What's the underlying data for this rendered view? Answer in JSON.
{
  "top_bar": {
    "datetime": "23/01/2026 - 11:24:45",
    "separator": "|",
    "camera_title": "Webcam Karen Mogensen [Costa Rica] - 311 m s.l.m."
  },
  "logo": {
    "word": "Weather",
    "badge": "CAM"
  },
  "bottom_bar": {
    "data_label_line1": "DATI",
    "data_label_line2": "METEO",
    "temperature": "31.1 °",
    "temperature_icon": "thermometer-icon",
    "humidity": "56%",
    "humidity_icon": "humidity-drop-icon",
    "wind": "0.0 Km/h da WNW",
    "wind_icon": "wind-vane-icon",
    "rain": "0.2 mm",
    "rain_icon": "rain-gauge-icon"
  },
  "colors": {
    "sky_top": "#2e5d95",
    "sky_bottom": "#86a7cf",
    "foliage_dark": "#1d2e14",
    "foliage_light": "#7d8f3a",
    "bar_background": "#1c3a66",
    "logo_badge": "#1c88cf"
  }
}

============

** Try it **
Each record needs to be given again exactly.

** Final answer **
What's the underlying data for this rendered view? Answer in JSON.
{
  "top_bar": {
    "datetime": "23/01/2026 - 11:24:45",
    "separator": "|",
    "camera_title": "Webcam Karen Mogensen [Costa Rica] - 311 m s.l.m."
  },
  "logo": {
    "word": "Weather",
    "badge": "CAM"
  },
  "bottom_bar": {
    "data_label_line1": "DATI",
    "data_label_line2": "METEO",
    "temperature": "31.1 °",
    "temperature_icon": "thermometer-icon",
    "humidity": "56%",
    "humidity_icon": "humidity-drop-icon",
    "wind": "0.0 Km/h da WNW",
    "wind_icon": "wind-vane-icon",
    "rain": "0.2 mm",
    "rain_icon": "rain-gauge-icon"
  },
  "colors": {
    "sky_top": "#2e5d95",
    "sky_bottom": "#86a7cf",
    "foliage_dark": "#1d2e14",
    "foliage_light": "#7d8f3a",
    "bar_background": "#1c3a66",
    "logo_badge": "#1c88cf"
  }
}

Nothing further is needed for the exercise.